High Court judge hits out at 'enormous' fees being charged by legal teams
A High Court judge has said "enormous" fees charged by solicitors and barristers "point to a continuing deficiency in our legal system".
The comments were made by Mr Justice Max Barrett in a judgment involving a woman in her 70s who failed to pay legal fees of €176,433 arising from a land dispute. The judge called for a reassessment of the scale of fees regularly being charged by legal professionals.
It is the second time in recent months Mr Justice Barrett has highlighted legal fees as an issue of concern.
In a previous case he said a systemic solution was needed to tackle the "crushing cost" of High Court litigation.

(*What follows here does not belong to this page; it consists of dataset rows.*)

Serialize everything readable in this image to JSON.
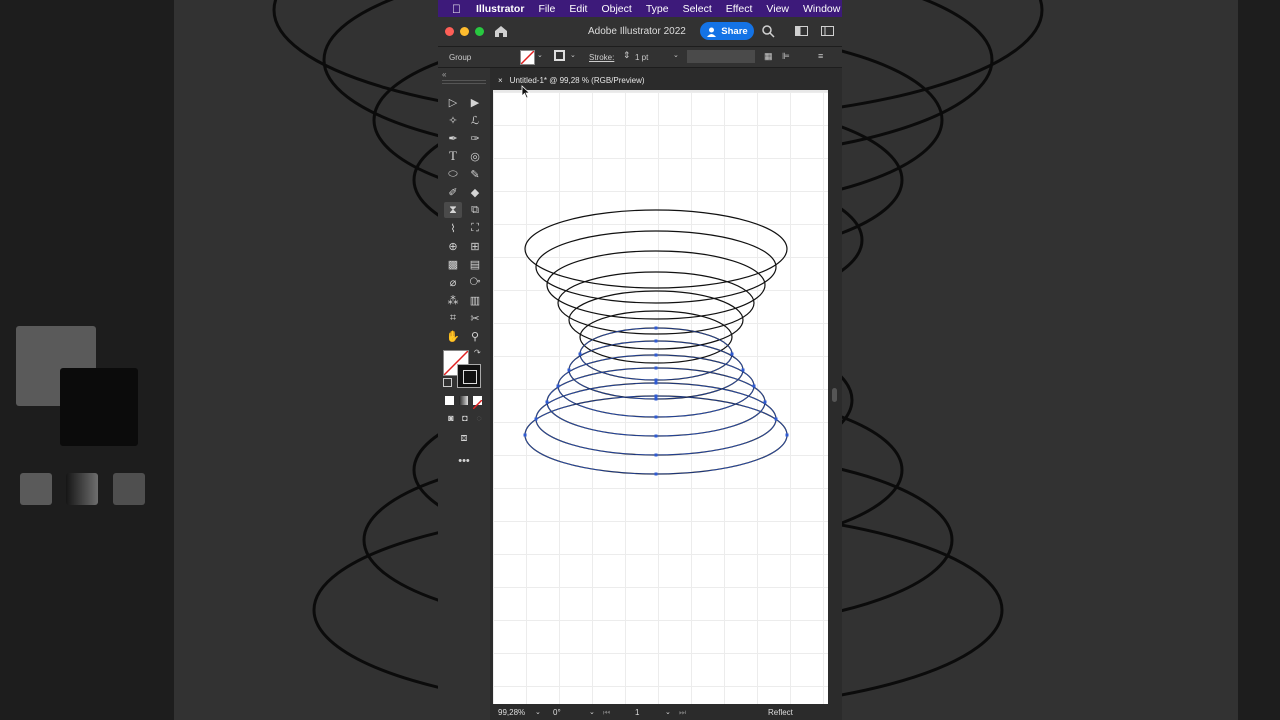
{
  "menubar": {
    "app_name": "Illustrator",
    "items": [
      "File",
      "Edit",
      "Object",
      "Type",
      "Select",
      "Effect",
      "View",
      "Window"
    ]
  },
  "titlebar": {
    "title": "Adobe Illustrator 2022",
    "share_label": "Share"
  },
  "control_bar": {
    "selection_type": "Group",
    "stroke_label": "Stroke:",
    "stroke_weight": "1 pt"
  },
  "document_tab": {
    "close_glyph": "×",
    "title": "Untitled-1* @ 99,28 % (RGB/Preview)"
  },
  "status_bar": {
    "zoom": "99,28%",
    "rotation": "0°",
    "artboard_number": "1",
    "current_tool": "Reflect"
  },
  "colors": {
    "menubar_bg": "#3d1a7a",
    "share_button": "#1473e6",
    "selection_blue": "#2f5bd3",
    "stroke_black": "#111111"
  },
  "icons": {
    "apple": "apple-icon",
    "home": "home-icon",
    "search": "search-icon",
    "arrange": "arrange-documents-icon",
    "panel": "panel-toggle-icon"
  }
}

The latest judgment, published this week, dealt with an application from Cavan-based solicitor Larry Burke, of Burke, Hunt & Co, for summary judgment against former client Maureen Lawless for fees owed to his firm and two barristers.
The judge said that while he had "natural sympathy" for Ms Lawless, who fears she will have to sell her home to pay the fees, he was "coerced as a matter of law" into acceding to the solicitor's application. Ms Lawless, as a competent adult, had freely engaged solicitors and barristers and had no defence against the application for summary judgment, he found.
However, while ruling against Ms Lawless, the judge was critical of the size of fees regularly being charged for legal representation.
"In the facts of this case, the court sees, yet again, a need for a more general reassessment of the appropriateness of the scale of legal fees that seem so regularly to be charged for legal representation," he said.
Mr Justice Barrett also said the case served "as a further reminder of the need for so-called ordinary people to be vigorously watchful of the costs that are incurred by them towards legal advisers in the course of legal proceedings".
Ms Lawless had engaged the solicitor in 2010 to represent her in a dispute over a land auction. She maintained that despite being the highest bidder, the land was not sold to her.
The court heard that apart from an initial down-payment of €5,000, she had not paid a cent for the "not un-extensive" legal work done on her behalf.
Legal proceedings were issued and senior and junior counsel were retained. Eventually the proceedings were settled, but not before Ms Lawless ran up legal fees of €176,433.
The court heard that a fees note issued to Ms Lawless in November 2011 indicated €120,000 in solicitors' fees, almost €40,000 in fees for a senior counsel and €24,000 for a junior counsel.
"These are enormous, though not at all untypical, fees which point to a continuing deficiency in our legal system," Mr Justice Barrett said. He added that "proper legal representation, at least in civil proceedings, is increasingly a boon that is properly affordable by the few who are rich, and a bane to be feared by the many who are not".
Mr Justice Barrett's comments come as preparations continue for the setting up of a new Legal Services Regulatory Authority, which Tánaiste Frances Fitzgerald has pledged will help drive down the cost of accessing justice.